Apples are the main focus of our farm. As we are starting a brand new orchard, it requires a huge amount of patience to get
the trees established and growing well. What we are trying to accomplish with our orchard is a bit off of the beaten path as
well, which takes an extra element of Zen-like belief that it will all work out well. In a nutshell we are trying to establish
an organic orchard growing heirloom variety apples in a vertical axe system. Don't worry if some of this sounds strange, it
did to us at first as well. For those who are curious to untangle this, read on!
The concept of organic apples is fairly
straightforward. We are growing our apples by the
USDA National Organic Program standards. We don't
use synthetic chemicals or fertilizers. We don't put
anything on our trees or fruit that is bad for you or
the earth. One of the most frequent questions we get
is "How can you raise apples without spraying?" The
answer is we do spray our trees. The spray arsenal for
organic orchardists has grown considerably in the
last few years. One of our primary applications is a
product called Surround which is a kaolin clay
product, the main ingredient in Kaopectate. It masks
the young fruit from insects looking to damage them.
It also sticks to the insects and makes them very
unhappy, so they prefer to move on.
One of the great things about organic farming is that it is for the birds, literally.
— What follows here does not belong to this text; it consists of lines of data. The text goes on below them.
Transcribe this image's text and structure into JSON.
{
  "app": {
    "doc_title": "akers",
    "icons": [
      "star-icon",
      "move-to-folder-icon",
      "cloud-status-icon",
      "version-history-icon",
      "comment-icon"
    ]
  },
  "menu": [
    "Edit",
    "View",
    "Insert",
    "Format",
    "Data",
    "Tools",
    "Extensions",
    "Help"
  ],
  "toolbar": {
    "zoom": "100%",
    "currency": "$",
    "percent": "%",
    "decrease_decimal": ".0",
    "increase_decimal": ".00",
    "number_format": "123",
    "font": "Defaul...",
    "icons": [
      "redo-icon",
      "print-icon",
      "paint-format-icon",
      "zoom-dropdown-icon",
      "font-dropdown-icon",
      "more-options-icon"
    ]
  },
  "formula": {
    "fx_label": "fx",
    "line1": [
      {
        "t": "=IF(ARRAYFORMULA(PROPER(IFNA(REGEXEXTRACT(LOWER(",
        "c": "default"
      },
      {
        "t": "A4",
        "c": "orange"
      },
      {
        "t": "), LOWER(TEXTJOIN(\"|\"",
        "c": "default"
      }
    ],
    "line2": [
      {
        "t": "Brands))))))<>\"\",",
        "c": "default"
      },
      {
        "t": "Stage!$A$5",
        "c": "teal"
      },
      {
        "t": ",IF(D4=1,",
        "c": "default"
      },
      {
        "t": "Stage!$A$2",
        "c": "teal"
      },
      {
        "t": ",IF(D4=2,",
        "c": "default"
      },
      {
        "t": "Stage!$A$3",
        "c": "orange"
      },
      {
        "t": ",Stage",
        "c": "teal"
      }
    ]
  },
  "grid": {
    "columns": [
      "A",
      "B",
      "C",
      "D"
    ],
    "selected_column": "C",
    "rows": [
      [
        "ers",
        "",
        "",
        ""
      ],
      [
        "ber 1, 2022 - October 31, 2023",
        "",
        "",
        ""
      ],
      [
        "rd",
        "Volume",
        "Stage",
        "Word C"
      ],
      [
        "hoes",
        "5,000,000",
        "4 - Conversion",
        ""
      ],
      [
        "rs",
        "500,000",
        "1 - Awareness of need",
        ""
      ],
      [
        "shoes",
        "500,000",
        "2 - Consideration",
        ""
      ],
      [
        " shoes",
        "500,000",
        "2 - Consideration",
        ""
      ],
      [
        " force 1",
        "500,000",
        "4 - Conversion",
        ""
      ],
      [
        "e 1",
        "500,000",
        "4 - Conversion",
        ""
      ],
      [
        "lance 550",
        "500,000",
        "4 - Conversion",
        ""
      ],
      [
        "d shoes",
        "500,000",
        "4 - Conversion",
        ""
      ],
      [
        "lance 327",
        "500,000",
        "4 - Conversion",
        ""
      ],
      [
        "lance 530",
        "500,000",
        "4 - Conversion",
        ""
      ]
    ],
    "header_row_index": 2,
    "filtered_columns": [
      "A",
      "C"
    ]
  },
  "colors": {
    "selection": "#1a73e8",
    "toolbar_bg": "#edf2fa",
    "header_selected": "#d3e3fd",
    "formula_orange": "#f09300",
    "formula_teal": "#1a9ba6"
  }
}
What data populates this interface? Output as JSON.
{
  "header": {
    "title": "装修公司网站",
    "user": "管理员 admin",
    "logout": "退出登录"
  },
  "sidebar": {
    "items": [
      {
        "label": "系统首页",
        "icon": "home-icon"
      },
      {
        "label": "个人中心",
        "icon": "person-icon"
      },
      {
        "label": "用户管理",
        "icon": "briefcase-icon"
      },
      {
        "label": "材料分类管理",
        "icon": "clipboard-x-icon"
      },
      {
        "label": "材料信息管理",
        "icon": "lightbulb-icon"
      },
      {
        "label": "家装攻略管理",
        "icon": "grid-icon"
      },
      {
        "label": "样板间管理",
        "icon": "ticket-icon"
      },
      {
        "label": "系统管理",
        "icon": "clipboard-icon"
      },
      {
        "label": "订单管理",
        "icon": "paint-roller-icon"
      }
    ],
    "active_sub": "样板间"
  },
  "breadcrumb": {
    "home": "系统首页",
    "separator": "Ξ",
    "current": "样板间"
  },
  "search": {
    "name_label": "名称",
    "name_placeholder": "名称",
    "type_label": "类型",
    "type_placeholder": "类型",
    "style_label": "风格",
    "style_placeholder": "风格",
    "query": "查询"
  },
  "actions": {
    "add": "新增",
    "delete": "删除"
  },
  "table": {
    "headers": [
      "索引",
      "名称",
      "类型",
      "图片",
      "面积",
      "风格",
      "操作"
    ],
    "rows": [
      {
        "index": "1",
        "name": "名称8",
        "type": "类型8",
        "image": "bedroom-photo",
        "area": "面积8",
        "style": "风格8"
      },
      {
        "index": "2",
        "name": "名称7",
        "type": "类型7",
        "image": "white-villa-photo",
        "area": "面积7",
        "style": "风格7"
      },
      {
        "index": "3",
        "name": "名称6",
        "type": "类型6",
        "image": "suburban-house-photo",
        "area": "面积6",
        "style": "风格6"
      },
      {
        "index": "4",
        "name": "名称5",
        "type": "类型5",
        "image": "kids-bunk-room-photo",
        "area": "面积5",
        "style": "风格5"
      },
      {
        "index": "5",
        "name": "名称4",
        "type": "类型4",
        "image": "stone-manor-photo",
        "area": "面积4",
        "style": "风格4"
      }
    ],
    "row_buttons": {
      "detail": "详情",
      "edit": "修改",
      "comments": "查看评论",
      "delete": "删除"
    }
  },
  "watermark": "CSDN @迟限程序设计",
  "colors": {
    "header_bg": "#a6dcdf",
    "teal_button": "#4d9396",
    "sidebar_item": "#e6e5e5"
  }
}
Because we are not spraying dangerous
chemicals, and we are encouraging beneficial insects such as pollinators, lady beetles and the like, the live feeding birds
such as bluebirds, wrens and swallows find a happy and bountiful place to raise their young. In return for providing them
a happy home, we get the benefit of having them eat all sorts of insects, help fertilize the plants, and of course provide
beauty to our farm.
This is what got us hooked on doing the apple trees
though, rows of beautiful apple trees in bloom. This is the
second bloom for some of the first group of trees that we
planted in 2008. We have really enjoyed spring blossom in
our orchard! It comes when the weather is usually
absolutely wonderful. The trees are abuzz with activity
from our wild pollinators. We are hoping to establish two
apiaries of domestic honey bees in 2010 to help with the
In addition to the hard working insects we have a half
dozen or so bluebird boxes that usually raise at least two
clutches of bluebirds, house wrens or tree swallows per
box each year. If it wasn't for all of the spring chores, I
could happily spread out a blanket and just sit all day and
watch nature at work!
As wonderful as spring is, there is
something majestic about the orchard in
winter as well. Here is our first row of
trees during the big snowstorm in
December of 2009. While it is chilly to
go out in this sort of weather, it is
important to keep an eye on the trees
during major weather events.
The row of black tape on the polls is a
deer repellent system that we found.
The tape is a simple nylon that you put
out at approximately the nose level of a
deer. You spray it once a month or so
with a mixture of putrid egg solids,
mint and other aromatic herbs. It
doesn't smell great at the time of
application, but after an hour or so we
can't smell it any more. The deer
however can smell it for weeks to come.
We have had very good luck with this
system, except for the baby fawns who
just duck under the tape without even